Work item:
Determine how many lines in the listing hold "kind" and give only that number.

Exercise materials:
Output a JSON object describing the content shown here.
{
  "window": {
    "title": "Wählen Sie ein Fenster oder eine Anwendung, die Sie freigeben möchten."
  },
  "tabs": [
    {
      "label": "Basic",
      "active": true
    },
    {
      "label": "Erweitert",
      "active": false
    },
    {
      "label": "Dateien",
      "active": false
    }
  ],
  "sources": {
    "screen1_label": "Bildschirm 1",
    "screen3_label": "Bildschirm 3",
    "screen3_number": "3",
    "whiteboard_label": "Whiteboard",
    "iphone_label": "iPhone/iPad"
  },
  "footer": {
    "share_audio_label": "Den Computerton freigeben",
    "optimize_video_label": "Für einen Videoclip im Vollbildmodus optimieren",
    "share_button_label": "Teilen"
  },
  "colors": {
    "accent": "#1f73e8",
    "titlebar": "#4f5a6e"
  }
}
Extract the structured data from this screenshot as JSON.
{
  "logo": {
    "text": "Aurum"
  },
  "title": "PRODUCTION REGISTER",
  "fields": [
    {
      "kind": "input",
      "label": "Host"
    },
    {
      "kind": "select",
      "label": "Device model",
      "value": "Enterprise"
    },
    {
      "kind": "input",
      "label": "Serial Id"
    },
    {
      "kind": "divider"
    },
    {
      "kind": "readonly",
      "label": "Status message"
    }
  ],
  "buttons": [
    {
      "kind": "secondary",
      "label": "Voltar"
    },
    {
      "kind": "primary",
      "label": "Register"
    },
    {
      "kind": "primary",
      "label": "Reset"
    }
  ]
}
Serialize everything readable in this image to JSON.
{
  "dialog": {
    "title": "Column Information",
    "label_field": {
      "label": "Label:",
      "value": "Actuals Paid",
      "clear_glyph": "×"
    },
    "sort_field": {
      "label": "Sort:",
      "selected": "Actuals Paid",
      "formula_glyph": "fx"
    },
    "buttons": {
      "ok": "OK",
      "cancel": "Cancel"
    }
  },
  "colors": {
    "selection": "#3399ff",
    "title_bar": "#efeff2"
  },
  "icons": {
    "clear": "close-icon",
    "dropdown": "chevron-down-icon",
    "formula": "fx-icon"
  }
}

Response to the task:
8